Queensland, Australia. Photo by Borderpolar Photographer via Unsplash.

Universal access to affordable medicines depends on national legislation that is constrained by a range of international agreements. Tensions and contradictions between industry profitability and health objectives characterize debates on access, innovation and regulation. The Trade-Related Aspects of Intellectual Property (TRIPS) Agreement in 1995 contributed to a gradual strengthening of intellectual property (IP) protections, which increased cost barriers to medicines for consumers and the cost burden on national health systems. Countries have since been pressured to adopt IP protections in excess of the TRIPS agreement and tensions have continued to grow between public health and IP protections.

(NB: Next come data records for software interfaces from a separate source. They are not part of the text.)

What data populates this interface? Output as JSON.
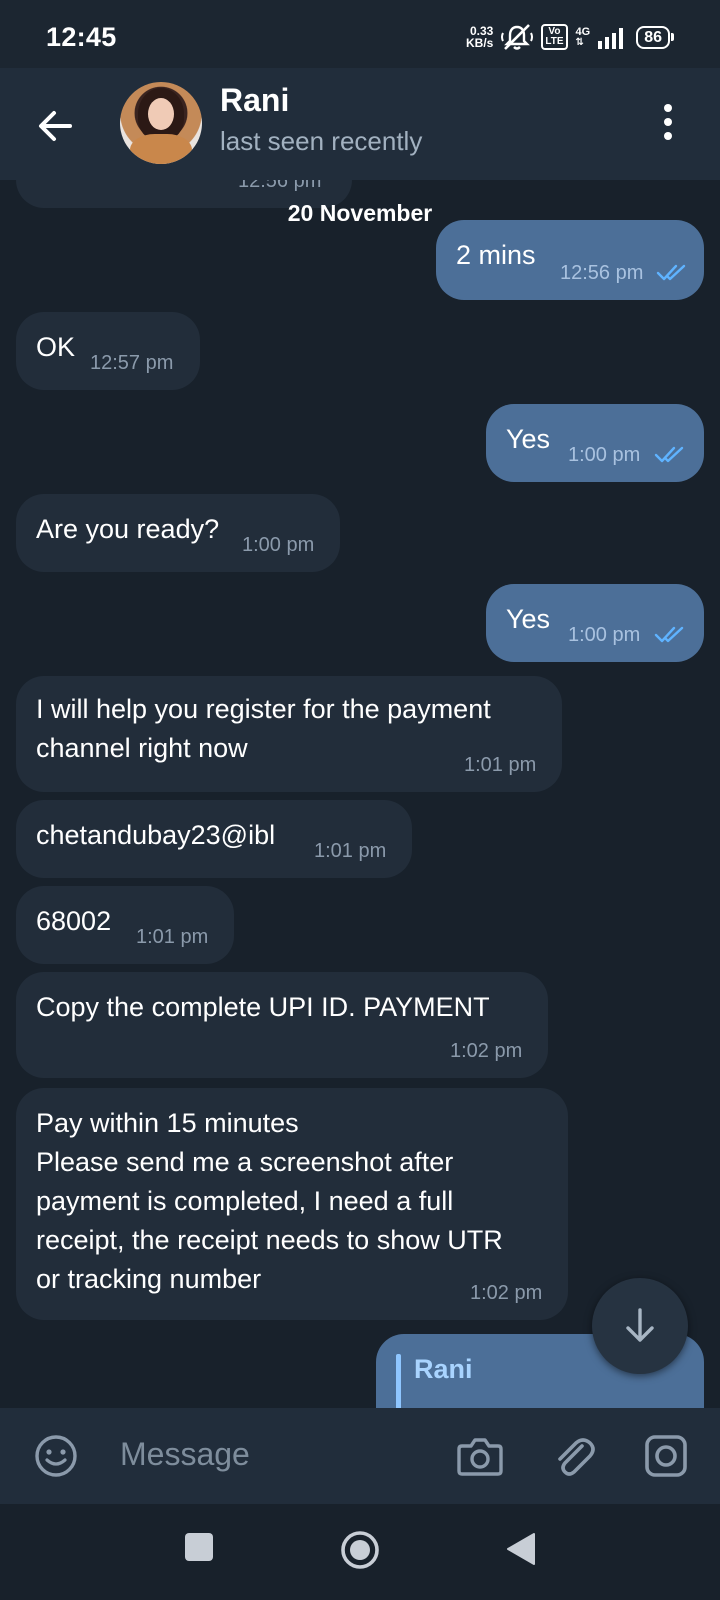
{
  "status_bar": {
    "time": "12:45",
    "speed_value": "0.33",
    "speed_unit": "KB/s",
    "volte_top": "Vo",
    "volte_bottom": "LTE",
    "network": "4G",
    "battery": "86"
  },
  "header": {
    "name": "Rani",
    "status": "last seen recently"
  },
  "chat": {
    "partial_top_time": "12:56 pm",
    "date_separator": "20 November",
    "messages": [
      {
        "dir": "out",
        "text": "2 mins",
        "time": "12:56 pm"
      },
      {
        "dir": "in",
        "text": "OK",
        "time": "12:57 pm"
      },
      {
        "dir": "out",
        "text": "Yes",
        "time": "1:00 pm"
      },
      {
        "dir": "in",
        "text": "Are you ready?",
        "time": "1:00 pm"
      },
      {
        "dir": "out",
        "text": "Yes",
        "time": "1:00 pm"
      },
      {
        "dir": "in",
        "lines": [
          "I will help you register for the payment",
          "channel right now"
        ],
        "time": "1:01 pm"
      },
      {
        "dir": "in",
        "text": "chetandubay23@ibl",
        "time": "1:01 pm"
      },
      {
        "dir": "in",
        "text": "68002",
        "time": "1:01 pm"
      },
      {
        "dir": "in",
        "text": "Copy the complete UPI ID.  PAYMENT",
        "time": "1:02 pm"
      },
      {
        "dir": "in",
        "lines": [
          "Pay within 15 minutes",
          "Please send me a screenshot after",
          "payment is completed, I need a full",
          "receipt, the receipt needs to show UTR",
          "or tracking number"
        ],
        "time": "1:02 pm"
      }
    ],
    "reply_preview_name": "Rani"
  },
  "input": {
    "placeholder": "Message"
  },
  "icons": {
    "back": "arrow-left-icon",
    "menu": "more-vertical-icon",
    "emoji": "smile-icon",
    "camera": "camera-icon",
    "attach": "paperclip-icon",
    "video": "video-message-icon",
    "scroll": "arrow-down-icon",
    "read": "double-check-icon"
  },
  "colors": {
    "background": "#18212b",
    "header": "#212d3b",
    "incoming_bubble": "#222d3a",
    "outgoing_bubble": "#4c6f98",
    "read_ticks": "#5fb3ff"
  }
}
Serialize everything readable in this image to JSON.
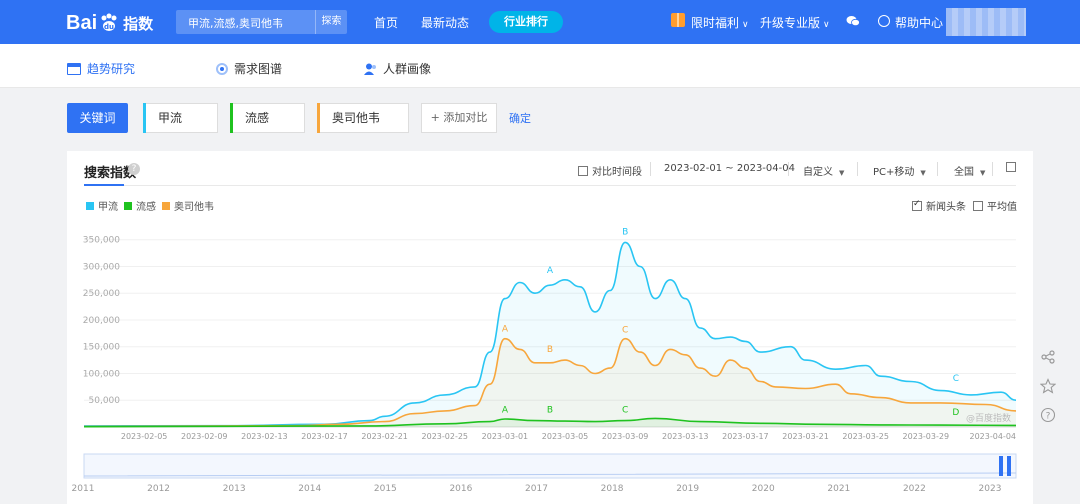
{
  "header": {
    "logo_text": "Bai",
    "logo_suffix": "指数",
    "search_value": "甲流,流感,奥司他韦",
    "search_button": "探索",
    "nav": [
      "首页",
      "最新动态"
    ],
    "rank_button": "行业排行",
    "promo": "限时福利",
    "upgrade": "升级专业版",
    "help": "帮助中心"
  },
  "subnav": {
    "items": [
      "趋势研究",
      "需求图谱",
      "人群画像"
    ]
  },
  "keywords": {
    "label": "关键词",
    "items": [
      {
        "text": "甲流",
        "color": "#29c5f3"
      },
      {
        "text": "流感",
        "color": "#1fc21f"
      },
      {
        "text": "奥司他韦",
        "color": "#f7a63c"
      }
    ],
    "add_label": "+ 添加对比",
    "confirm_label": "确定"
  },
  "panel": {
    "title": "搜索指数",
    "compare_label": "对比时间段",
    "date_range": "2023-02-01 ~ 2023-04-04",
    "custom_label": "自定义",
    "device_label": "PC+移动",
    "region_label": "全国",
    "news_label": "新闻头条",
    "avg_label": "平均值",
    "watermark": "@百度指数"
  },
  "chart_data": {
    "type": "area",
    "x_ticks": [
      "2023-02-05",
      "2023-02-09",
      "2023-02-13",
      "2023-02-17",
      "2023-02-21",
      "2023-02-25",
      "2023-03-01",
      "2023-03-05",
      "2023-03-09",
      "2023-03-13",
      "2023-03-17",
      "2023-03-21",
      "2023-03-25",
      "2023-03-29",
      "2023-04-04"
    ],
    "y_ticks": [
      "50,000",
      "100,000",
      "150,000",
      "200,000",
      "250,000",
      "300,000",
      "350,000"
    ],
    "ylim": [
      0,
      370000
    ],
    "xlim": [
      "2023-02-01",
      "2023-04-04"
    ],
    "legend_placement": "top-left",
    "series": [
      {
        "name": "甲流",
        "color": "#29c5f3",
        "points": [
          [
            "2023-02-01",
            2000
          ],
          [
            "2023-02-10",
            2500
          ],
          [
            "2023-02-17",
            5000
          ],
          [
            "2023-02-20",
            12000
          ],
          [
            "2023-02-21",
            20000
          ],
          [
            "2023-02-23",
            45000
          ],
          [
            "2023-02-25",
            60000
          ],
          [
            "2023-02-27",
            75000
          ],
          [
            "2023-02-28",
            140000
          ],
          [
            "2023-03-01",
            240000
          ],
          [
            "2023-03-02",
            270000
          ],
          [
            "2023-03-03",
            250000
          ],
          [
            "2023-03-04",
            265000
          ],
          [
            "2023-03-05",
            275000
          ],
          [
            "2023-03-06",
            262000
          ],
          [
            "2023-03-07",
            215000
          ],
          [
            "2023-03-08",
            255000
          ],
          [
            "2023-03-09",
            345000
          ],
          [
            "2023-03-10",
            300000
          ],
          [
            "2023-03-11",
            240000
          ],
          [
            "2023-03-12",
            275000
          ],
          [
            "2023-03-13",
            240000
          ],
          [
            "2023-03-14",
            185000
          ],
          [
            "2023-03-15",
            165000
          ],
          [
            "2023-03-16",
            168000
          ],
          [
            "2023-03-17",
            160000
          ],
          [
            "2023-03-18",
            140000
          ],
          [
            "2023-03-20",
            150000
          ],
          [
            "2023-03-21",
            125000
          ],
          [
            "2023-03-23",
            108000
          ],
          [
            "2023-03-25",
            115000
          ],
          [
            "2023-03-26",
            95000
          ],
          [
            "2023-03-28",
            85000
          ],
          [
            "2023-03-30",
            68000
          ],
          [
            "2023-04-01",
            60000
          ],
          [
            "2023-04-03",
            65000
          ],
          [
            "2023-04-04",
            50000
          ]
        ]
      },
      {
        "name": "流感",
        "color": "#1fc21f",
        "points": [
          [
            "2023-02-01",
            500
          ],
          [
            "2023-02-20",
            2000
          ],
          [
            "2023-02-25",
            6000
          ],
          [
            "2023-02-28",
            10000
          ],
          [
            "2023-03-01",
            15000
          ],
          [
            "2023-03-03",
            12000
          ],
          [
            "2023-03-05",
            11000
          ],
          [
            "2023-03-07",
            10000
          ],
          [
            "2023-03-09",
            12000
          ],
          [
            "2023-03-11",
            16000
          ],
          [
            "2023-03-14",
            10000
          ],
          [
            "2023-03-18",
            7000
          ],
          [
            "2023-03-22",
            5000
          ],
          [
            "2023-03-26",
            4000
          ],
          [
            "2023-03-30",
            3500
          ],
          [
            "2023-04-04",
            3000
          ]
        ]
      },
      {
        "name": "奥司他韦",
        "color": "#f7a63c",
        "points": [
          [
            "2023-02-01",
            1000
          ],
          [
            "2023-02-15",
            2500
          ],
          [
            "2023-02-18",
            5000
          ],
          [
            "2023-02-21",
            10000
          ],
          [
            "2023-02-23",
            25000
          ],
          [
            "2023-02-25",
            30000
          ],
          [
            "2023-02-27",
            40000
          ],
          [
            "2023-02-28",
            80000
          ],
          [
            "2023-03-01",
            165000
          ],
          [
            "2023-03-02",
            145000
          ],
          [
            "2023-03-03",
            120000
          ],
          [
            "2023-03-04",
            120000
          ],
          [
            "2023-03-05",
            125000
          ],
          [
            "2023-03-06",
            115000
          ],
          [
            "2023-03-07",
            100000
          ],
          [
            "2023-03-08",
            110000
          ],
          [
            "2023-03-09",
            165000
          ],
          [
            "2023-03-10",
            140000
          ],
          [
            "2023-03-11",
            115000
          ],
          [
            "2023-03-12",
            145000
          ],
          [
            "2023-03-13",
            135000
          ],
          [
            "2023-03-14",
            110000
          ],
          [
            "2023-03-15",
            95000
          ],
          [
            "2023-03-16",
            125000
          ],
          [
            "2023-03-17",
            110000
          ],
          [
            "2023-03-18",
            85000
          ],
          [
            "2023-03-19",
            75000
          ],
          [
            "2023-03-21",
            72000
          ],
          [
            "2023-03-23",
            80000
          ],
          [
            "2023-03-24",
            62000
          ],
          [
            "2023-03-26",
            55000
          ],
          [
            "2023-03-28",
            45000
          ],
          [
            "2023-03-30",
            45000
          ],
          [
            "2023-04-02",
            42000
          ],
          [
            "2023-04-04",
            30000
          ]
        ]
      }
    ],
    "annotations": [
      {
        "label": "A",
        "x": "2023-03-04",
        "y": 288000,
        "color": "#29c5f3"
      },
      {
        "label": "B",
        "x": "2023-03-09",
        "y": 360000,
        "color": "#29c5f3"
      },
      {
        "label": "C",
        "x": "2023-03-31",
        "y": 86000,
        "color": "#29c5f3"
      },
      {
        "label": "A",
        "x": "2023-03-01",
        "y": 178000,
        "color": "#f7a63c"
      },
      {
        "label": "B",
        "x": "2023-03-04",
        "y": 140000,
        "color": "#f7a63c"
      },
      {
        "label": "C",
        "x": "2023-03-09",
        "y": 177000,
        "color": "#f7a63c"
      },
      {
        "label": "A",
        "x": "2023-03-01",
        "y": 27000,
        "color": "#1fc21f"
      },
      {
        "label": "B",
        "x": "2023-03-04",
        "y": 27000,
        "color": "#1fc21f"
      },
      {
        "label": "C",
        "x": "2023-03-09",
        "y": 27000,
        "color": "#1fc21f"
      },
      {
        "label": "D",
        "x": "2023-03-31",
        "y": 22000,
        "color": "#1fc21f"
      }
    ],
    "timeline_years": [
      "2011",
      "2012",
      "2013",
      "2014",
      "2015",
      "2016",
      "2017",
      "2018",
      "2019",
      "2020",
      "2021",
      "2022",
      "2023"
    ]
  }
}
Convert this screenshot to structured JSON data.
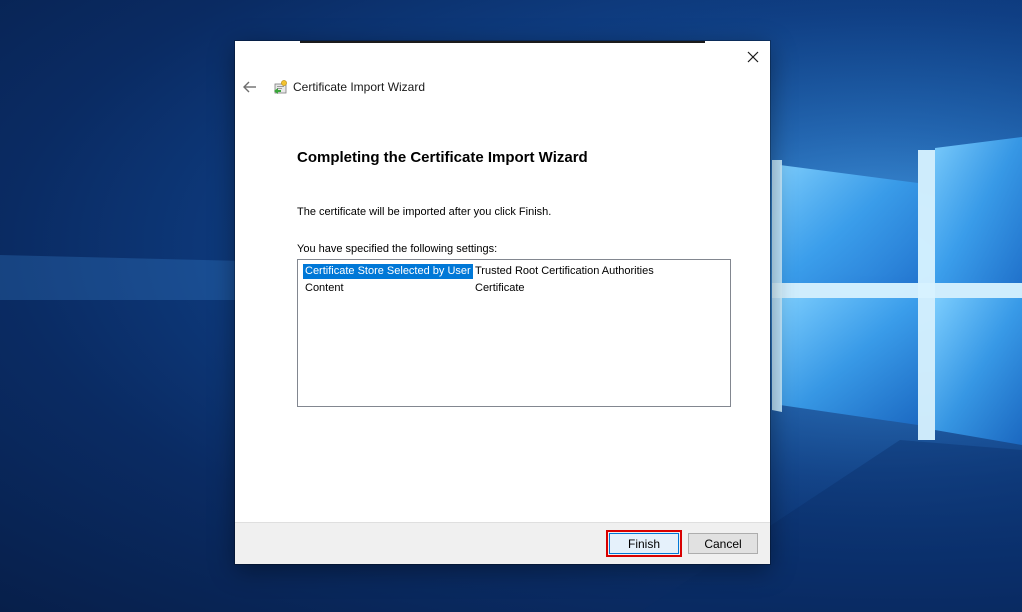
{
  "dialog": {
    "title": "Certificate Import Wizard",
    "heading": "Completing the Certificate Import Wizard",
    "info_text": "The certificate will be imported after you click Finish.",
    "settings_label": "You have specified the following settings:",
    "settings": [
      {
        "key": "Certificate Store Selected by User",
        "value": "Trusted Root Certification Authorities",
        "selected": true
      },
      {
        "key": "Content",
        "value": "Certificate",
        "selected": false
      }
    ],
    "buttons": {
      "finish": "Finish",
      "cancel": "Cancel"
    }
  },
  "icons": {
    "close": "close-icon",
    "back": "back-arrow-icon",
    "wizard": "certificate-wizard-icon"
  },
  "colors": {
    "selection": "#0078d7",
    "highlight": "#d90000",
    "desktop_blue": "#0f3f85"
  }
}
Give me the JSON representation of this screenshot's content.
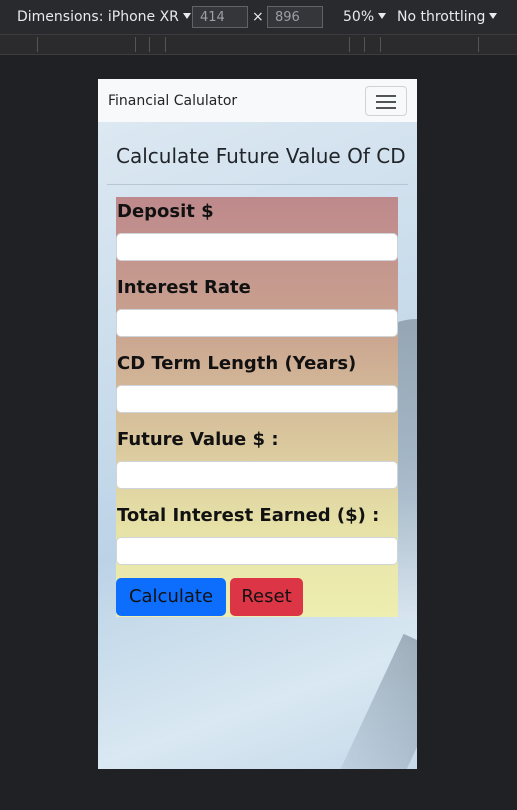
{
  "devtools": {
    "dimensions_label": "Dimensions: iPhone XR",
    "width_value": "414",
    "height_value": "896",
    "times": "×",
    "zoom": "50%",
    "throttling": "No throttling"
  },
  "app": {
    "brand": "Financial Calulator",
    "page_title": "Calculate Future Value Of CD"
  },
  "form": {
    "deposit_label": "Deposit $",
    "interest_label": "Interest Rate",
    "term_label": "CD Term Length (Years)",
    "future_value_label": "Future Value $ :",
    "total_interest_label": "Total Interest Earned ($) :",
    "deposit_value": "",
    "interest_value": "",
    "term_value": "",
    "future_value_value": "",
    "total_interest_value": "",
    "calculate_label": "Calculate",
    "reset_label": "Reset"
  },
  "colors": {
    "primary": "#0d6efd",
    "danger": "#dc3545",
    "navbar_bg": "#f8f9fa"
  },
  "icons": {
    "menu": "hamburger-icon",
    "dropdown": "caret-down-icon"
  }
}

A journal article in the Journal of Australian Political Economy by David G. Legge, Deborah H. Gleeson, Hans Löfgren and Belinda Townsend explains the role of the Australian government in three forums where international norms and agreements affecting the pricing, innovation and regulation of medicines have been negotiated: the World Health Organization (WHO), the Anti-Counterfeiting Trade Agreement (ACTA) and the Trans-Pacific Partnership Agreement (TPP).

The authors find that in the WHO, Australia has failed to support a role for the organization in encouraging developing countries to adopt legislation which takes full advantage of flexibilities under the TRIPS Agreement. With respect to the ACTA, Australia supported attempts to establish a reinforced IP enforcement regime, with the expectation developing countries would eventually be forced to join. Overall, Australia has consistently supported the agenda for stronger IP protections and has been opposed to the WHO playing a role in promoting trade and health policy coherence. The authors call for closer monitoring of Australia’s official position in negotiations and stronger demand for policies informed by public health objectives and development solidarity.

Read the Journal Article